This study aimed to measure the prevalence of psychological distress and physical illness among women in New Zealand, and to identify the risk factors for psychological distress and health, with specific reference to domestic violence. A survey was carried out among a community sample of 961 women aged 19-90 years. Among all women surveyed, 25% were classified as experiencing psychological distress at the time of interview, 22% were classified as experiencing severe symptoms of physical illness, and 17% reported domestic violence by a family member at some point in their lives. Among those women who had experienced domestic violence, the perception that their life was in serious danger and the impact of the violence on their life each contributed significantly to variability in psychological distress (22% variance accounted). An estimated 12% of all cases of psychological distress and 7% of all cases of serious physical illness were attributable to domestic violence. The study underscores the need to improve policy for mental and physical health screening and care for abused women within health services in New Zealand.
|Number of pages||7|

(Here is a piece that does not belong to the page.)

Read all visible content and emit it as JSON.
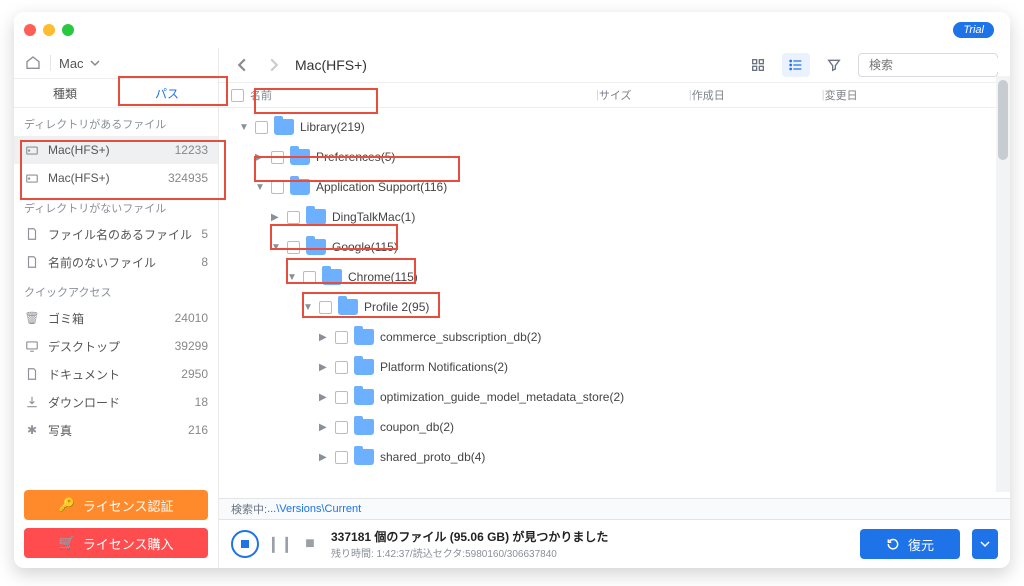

|Journal||New Zealand Journal of Psychology|
|Publication status||Published - 1 Dec 2000|